TASK BRIEF ▸ A word-for-word copy of the entries is the goal; leave out the pictures.

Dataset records
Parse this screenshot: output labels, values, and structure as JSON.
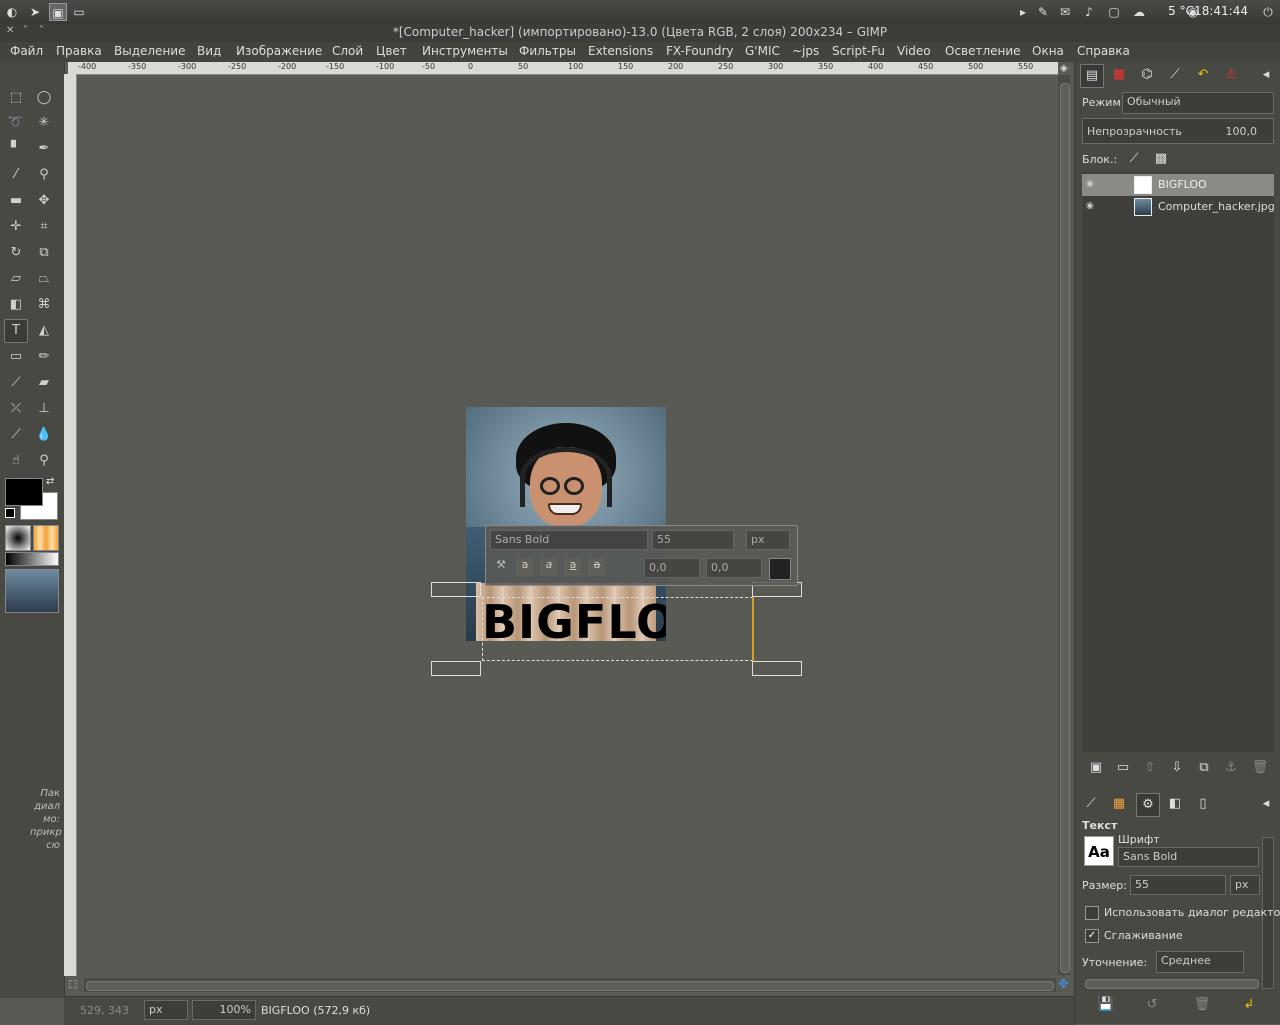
{
  "system": {
    "temperature": "5 °C",
    "clock": "18:41:44"
  },
  "window": {
    "title": "*[Computer_hacker] (импортировано)-13.0 (Цвета RGB, 2 слоя) 200x234 – GIMP"
  },
  "menu": [
    "Файл",
    "Правка",
    "Выделение",
    "Вид",
    "Изображение",
    "Слой",
    "Цвет",
    "Инструменты",
    "Фильтры",
    "Extensions",
    "FX-Foundry",
    "G'MIC",
    "~jps",
    "Script-Fu",
    "Video",
    "Осветление",
    "Окна",
    "Справка"
  ],
  "rulers": {
    "h_labels": [
      "-400",
      "-350",
      "-300",
      "-250",
      "-200",
      "-150",
      "-100",
      "-50",
      "0",
      "50",
      "100",
      "150",
      "200",
      "250",
      "300",
      "350",
      "400",
      "450",
      "500",
      "550"
    ]
  },
  "toolbox": {
    "side_note": [
      "Пак",
      "диал",
      "мо:",
      "прикр",
      "сю"
    ]
  },
  "canvas": {
    "text_on_image": "BIGFLO",
    "text_overlay": {
      "font": "Sans Bold",
      "size": "55",
      "unit": "px",
      "baseline": "0,0",
      "kerning": "0,0",
      "style_buttons": [
        "a",
        "a",
        "a",
        "a"
      ]
    }
  },
  "statusbar": {
    "coords": "529, 343",
    "unit": "px",
    "zoom": "100%",
    "info": "BIGFLOO (572,9 кб)"
  },
  "layers_dock": {
    "mode_label": "Режим:",
    "mode_value": "Обычный",
    "opacity_label": "Непрозрачность",
    "opacity_value": "100,0",
    "lock_label": "Блок.:",
    "layers": [
      {
        "name": "BIGFLOO",
        "selected": true
      },
      {
        "name": "Computer_hacker.jpg",
        "selected": false
      }
    ]
  },
  "tool_options": {
    "title": "Текст",
    "font_label": "Шрифт",
    "font_value": "Sans Bold",
    "font_preview": "Aa",
    "size_label": "Размер:",
    "size_value": "55",
    "size_unit": "px",
    "use_editor_label": "Использовать диалог редакто",
    "use_editor_checked": false,
    "antialias_label": "Сглаживание",
    "antialias_checked": true,
    "hinting_label": "Уточнение:",
    "hinting_value": "Среднее"
  }
}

YOUR RESPONSE ▸
Parse this screenshot: output labels, values, and structure as JSON.
{
  "system": {
    "temperature": "5 °C",
    "clock": "18:41:44"
  },
  "window": {
    "title": "*[Computer_hacker] (импортировано)-13.0 (Цвета RGB, 2 слоя) 200x234 – GIMP"
  },
  "menu": [
    "Файл",
    "Правка",
    "Выделение",
    "Вид",
    "Изображение",
    "Слой",
    "Цвет",
    "Инструменты",
    "Фильтры",
    "Extensions",
    "FX-Foundry",
    "G'MIC",
    "~jps",
    "Script-Fu",
    "Video",
    "Осветление",
    "Окна",
    "Справка"
  ],
  "rulers": {
    "h_labels": [
      "-400",
      "-350",
      "-300",
      "-250",
      "-200",
      "-150",
      "-100",
      "-50",
      "0",
      "50",
      "100",
      "150",
      "200",
      "250",
      "300",
      "350",
      "400",
      "450",
      "500",
      "550"
    ]
  },
  "toolbox": {
    "side_note": [
      "Пак",
      "диал",
      "мо:",
      "прикр",
      "сю"
    ]
  },
  "canvas": {
    "text_on_image": "BIGFLO",
    "text_overlay": {
      "font": "Sans Bold",
      "size": "55",
      "unit": "px",
      "baseline": "0,0",
      "kerning": "0,0",
      "style_buttons": [
        "a",
        "a",
        "a",
        "a"
      ]
    }
  },
  "statusbar": {
    "coords": "529, 343",
    "unit": "px",
    "zoom": "100%",
    "info": "BIGFLOO (572,9 кб)"
  },
  "layers_dock": {
    "mode_label": "Режим:",
    "mode_value": "Обычный",
    "opacity_label": "Непрозрачность",
    "opacity_value": "100,0",
    "lock_label": "Блок.:",
    "layers": [
      {
        "name": "BIGFLOO",
        "selected": true
      },
      {
        "name": "Computer_hacker.jpg",
        "selected": false
      }
    ]
  },
  "tool_options": {
    "title": "Текст",
    "font_label": "Шрифт",
    "font_value": "Sans Bold",
    "font_preview": "Aa",
    "size_label": "Размер:",
    "size_value": "55",
    "size_unit": "px",
    "use_editor_label": "Использовать диалог редакто",
    "use_editor_checked": false,
    "antialias_label": "Сглаживание",
    "antialias_checked": true,
    "hinting_label": "Уточнение:",
    "hinting_value": "Среднее"
  }
}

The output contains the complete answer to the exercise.